About this exercise
Across the entries, count the lines that include "very" and report only that number.

++++ Data for processing

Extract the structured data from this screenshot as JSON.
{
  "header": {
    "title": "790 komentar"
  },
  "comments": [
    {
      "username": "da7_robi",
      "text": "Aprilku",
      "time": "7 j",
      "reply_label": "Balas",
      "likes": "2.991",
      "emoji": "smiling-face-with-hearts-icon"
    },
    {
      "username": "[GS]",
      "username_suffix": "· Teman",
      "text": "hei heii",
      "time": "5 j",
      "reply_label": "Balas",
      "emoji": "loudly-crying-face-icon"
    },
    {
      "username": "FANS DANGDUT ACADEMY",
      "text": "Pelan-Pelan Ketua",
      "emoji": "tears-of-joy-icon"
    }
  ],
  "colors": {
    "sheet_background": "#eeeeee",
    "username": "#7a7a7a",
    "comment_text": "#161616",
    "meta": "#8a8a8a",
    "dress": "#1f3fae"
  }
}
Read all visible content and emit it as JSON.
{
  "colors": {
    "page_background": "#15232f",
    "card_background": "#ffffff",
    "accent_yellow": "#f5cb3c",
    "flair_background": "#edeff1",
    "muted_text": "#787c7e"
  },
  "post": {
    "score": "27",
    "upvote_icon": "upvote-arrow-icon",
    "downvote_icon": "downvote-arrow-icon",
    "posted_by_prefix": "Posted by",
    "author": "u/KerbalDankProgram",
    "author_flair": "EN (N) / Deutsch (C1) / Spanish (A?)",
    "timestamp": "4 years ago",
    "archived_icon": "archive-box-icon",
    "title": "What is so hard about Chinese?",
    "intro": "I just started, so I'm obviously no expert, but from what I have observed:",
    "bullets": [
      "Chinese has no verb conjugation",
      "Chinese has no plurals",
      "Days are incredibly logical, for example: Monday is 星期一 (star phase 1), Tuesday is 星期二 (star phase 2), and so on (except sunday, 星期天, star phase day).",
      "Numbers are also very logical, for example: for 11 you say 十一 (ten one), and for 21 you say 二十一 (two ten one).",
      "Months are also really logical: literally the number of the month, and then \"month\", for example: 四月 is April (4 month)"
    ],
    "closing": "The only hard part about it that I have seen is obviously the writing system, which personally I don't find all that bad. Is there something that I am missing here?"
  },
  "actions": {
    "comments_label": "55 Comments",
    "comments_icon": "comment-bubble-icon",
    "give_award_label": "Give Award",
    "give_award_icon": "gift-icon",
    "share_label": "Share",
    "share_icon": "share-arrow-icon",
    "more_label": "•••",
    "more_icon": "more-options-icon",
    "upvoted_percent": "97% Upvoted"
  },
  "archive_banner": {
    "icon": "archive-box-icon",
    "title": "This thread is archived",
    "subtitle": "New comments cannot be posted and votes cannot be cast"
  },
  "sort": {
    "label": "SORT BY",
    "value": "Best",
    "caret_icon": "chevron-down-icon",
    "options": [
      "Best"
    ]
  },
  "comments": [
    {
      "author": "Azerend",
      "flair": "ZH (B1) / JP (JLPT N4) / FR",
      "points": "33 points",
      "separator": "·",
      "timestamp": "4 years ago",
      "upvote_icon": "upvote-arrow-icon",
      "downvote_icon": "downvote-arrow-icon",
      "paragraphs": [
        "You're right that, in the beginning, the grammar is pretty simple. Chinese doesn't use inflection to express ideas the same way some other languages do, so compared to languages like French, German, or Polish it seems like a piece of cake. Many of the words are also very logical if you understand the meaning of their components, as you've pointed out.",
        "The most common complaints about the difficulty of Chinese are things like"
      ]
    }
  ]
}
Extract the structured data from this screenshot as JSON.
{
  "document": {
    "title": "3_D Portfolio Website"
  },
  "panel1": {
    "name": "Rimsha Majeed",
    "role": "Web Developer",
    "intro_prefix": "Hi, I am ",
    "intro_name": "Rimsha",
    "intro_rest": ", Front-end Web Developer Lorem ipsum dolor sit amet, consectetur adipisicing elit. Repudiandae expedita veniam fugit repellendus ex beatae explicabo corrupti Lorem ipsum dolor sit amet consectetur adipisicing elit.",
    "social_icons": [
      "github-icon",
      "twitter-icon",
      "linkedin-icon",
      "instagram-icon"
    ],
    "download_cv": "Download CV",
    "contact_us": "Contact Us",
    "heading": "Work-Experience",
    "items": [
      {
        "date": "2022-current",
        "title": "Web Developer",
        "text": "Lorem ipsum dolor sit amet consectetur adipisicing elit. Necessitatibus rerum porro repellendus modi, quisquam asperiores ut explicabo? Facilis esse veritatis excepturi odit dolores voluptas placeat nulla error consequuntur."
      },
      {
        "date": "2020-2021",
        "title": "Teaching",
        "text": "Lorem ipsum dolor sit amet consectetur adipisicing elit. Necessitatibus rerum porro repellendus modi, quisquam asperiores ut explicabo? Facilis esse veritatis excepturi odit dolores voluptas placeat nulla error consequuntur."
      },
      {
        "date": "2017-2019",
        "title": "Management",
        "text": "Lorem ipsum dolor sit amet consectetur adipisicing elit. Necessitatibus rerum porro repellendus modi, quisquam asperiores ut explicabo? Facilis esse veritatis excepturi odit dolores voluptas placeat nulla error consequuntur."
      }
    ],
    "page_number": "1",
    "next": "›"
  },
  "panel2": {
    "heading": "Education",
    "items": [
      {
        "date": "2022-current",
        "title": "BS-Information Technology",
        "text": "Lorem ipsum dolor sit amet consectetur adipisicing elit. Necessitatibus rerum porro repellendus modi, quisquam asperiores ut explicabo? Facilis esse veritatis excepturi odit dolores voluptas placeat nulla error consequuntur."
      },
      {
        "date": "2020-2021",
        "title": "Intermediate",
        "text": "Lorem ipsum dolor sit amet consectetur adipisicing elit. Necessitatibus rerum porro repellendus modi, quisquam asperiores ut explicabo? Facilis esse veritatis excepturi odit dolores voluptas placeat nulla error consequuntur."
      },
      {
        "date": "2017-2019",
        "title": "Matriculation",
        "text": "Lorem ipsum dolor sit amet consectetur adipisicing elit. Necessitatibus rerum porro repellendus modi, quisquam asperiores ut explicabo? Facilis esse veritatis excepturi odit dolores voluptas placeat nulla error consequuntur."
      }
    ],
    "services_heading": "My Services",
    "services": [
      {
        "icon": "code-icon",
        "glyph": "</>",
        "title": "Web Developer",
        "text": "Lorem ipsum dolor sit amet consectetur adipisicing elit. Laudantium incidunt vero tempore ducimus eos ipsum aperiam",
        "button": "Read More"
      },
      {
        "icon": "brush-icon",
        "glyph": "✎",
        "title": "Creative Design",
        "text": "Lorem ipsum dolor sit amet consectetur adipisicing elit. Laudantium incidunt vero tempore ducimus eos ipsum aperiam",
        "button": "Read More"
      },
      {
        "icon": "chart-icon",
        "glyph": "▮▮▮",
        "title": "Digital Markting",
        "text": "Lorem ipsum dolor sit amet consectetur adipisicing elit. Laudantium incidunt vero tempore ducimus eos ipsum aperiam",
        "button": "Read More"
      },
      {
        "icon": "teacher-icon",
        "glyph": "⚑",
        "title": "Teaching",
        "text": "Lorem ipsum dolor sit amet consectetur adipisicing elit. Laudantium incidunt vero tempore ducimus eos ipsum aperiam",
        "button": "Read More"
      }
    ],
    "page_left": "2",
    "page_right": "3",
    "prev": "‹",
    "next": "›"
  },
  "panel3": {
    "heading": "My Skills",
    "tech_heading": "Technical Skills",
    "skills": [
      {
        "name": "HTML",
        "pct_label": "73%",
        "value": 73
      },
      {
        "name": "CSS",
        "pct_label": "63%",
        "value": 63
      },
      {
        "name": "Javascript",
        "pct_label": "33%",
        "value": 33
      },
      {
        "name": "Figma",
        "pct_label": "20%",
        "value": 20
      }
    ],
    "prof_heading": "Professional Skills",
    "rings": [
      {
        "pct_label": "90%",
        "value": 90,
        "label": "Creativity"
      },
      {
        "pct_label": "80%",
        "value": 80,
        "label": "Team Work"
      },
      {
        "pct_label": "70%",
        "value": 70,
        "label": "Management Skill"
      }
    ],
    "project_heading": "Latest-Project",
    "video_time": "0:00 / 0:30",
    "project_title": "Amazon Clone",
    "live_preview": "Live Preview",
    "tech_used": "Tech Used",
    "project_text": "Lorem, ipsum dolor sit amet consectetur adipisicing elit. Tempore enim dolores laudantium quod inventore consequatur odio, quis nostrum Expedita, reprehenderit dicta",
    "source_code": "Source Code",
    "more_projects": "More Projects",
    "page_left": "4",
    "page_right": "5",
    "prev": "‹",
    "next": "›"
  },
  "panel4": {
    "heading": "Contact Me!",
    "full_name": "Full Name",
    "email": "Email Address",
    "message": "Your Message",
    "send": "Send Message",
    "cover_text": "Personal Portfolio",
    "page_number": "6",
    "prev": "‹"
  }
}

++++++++

Answer to the exercise
2